-- Data excerpts follows --
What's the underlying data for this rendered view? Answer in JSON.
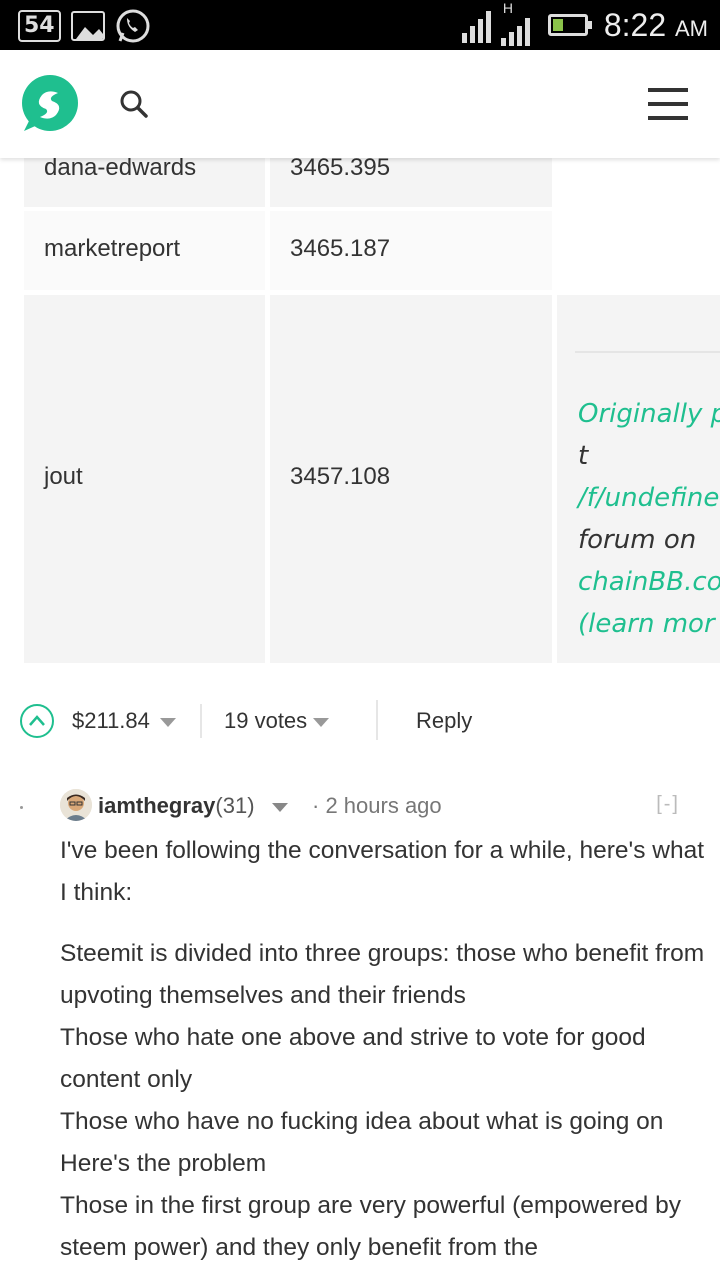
{
  "status_bar": {
    "notification_count": "54",
    "network": "H",
    "time": "8:22",
    "ampm": "AM"
  },
  "header": {
    "logo_icon": "steemit-logo",
    "search_icon": "search-icon",
    "menu_icon": "menu-icon"
  },
  "table": {
    "rows": [
      {
        "name": "dana-edwards",
        "value": "3465.395"
      },
      {
        "name": "marketreport",
        "value": "3465.187"
      },
      {
        "name": "jout",
        "value": "3457.108"
      }
    ]
  },
  "embed": {
    "link1": "Originally posted",
    "mid1": " in t",
    "link2": "/f/undefine",
    "mid2": "forum on",
    "link3": "chainBB.co",
    "link4": "(learn mor"
  },
  "post_actions": {
    "payout": "$211.84",
    "votes": "19 votes",
    "reply": "Reply"
  },
  "comment": {
    "author": "iamthegray",
    "reputation": "(31)",
    "separator": "·",
    "time": "2 hours ago",
    "collapse": "[-]",
    "paragraph1": "I've been following the conversation for a while, here's what I think:",
    "lines": [
      "Steemit is divided into three groups: those who benefit from upvoting themselves and their friends",
      "Those who hate one above and strive to vote for good content only",
      "Those who have no fucking idea about what is going on",
      "Here's the problem",
      "Those in the first group are very powerful (empowered by steem power) and they only benefit from the"
    ]
  },
  "colors": {
    "accent": "#1fbf8f",
    "statusbar": "#000000",
    "table_cell": "#f4f4f4"
  }
}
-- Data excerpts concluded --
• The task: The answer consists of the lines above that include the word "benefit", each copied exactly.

• Solution to this task:
      "Steemit is divided into three groups: those who benefit from upvoting themselves and their friends",
      "Those in the first group are very powerful (empowered by steem power) and they only benefit from the"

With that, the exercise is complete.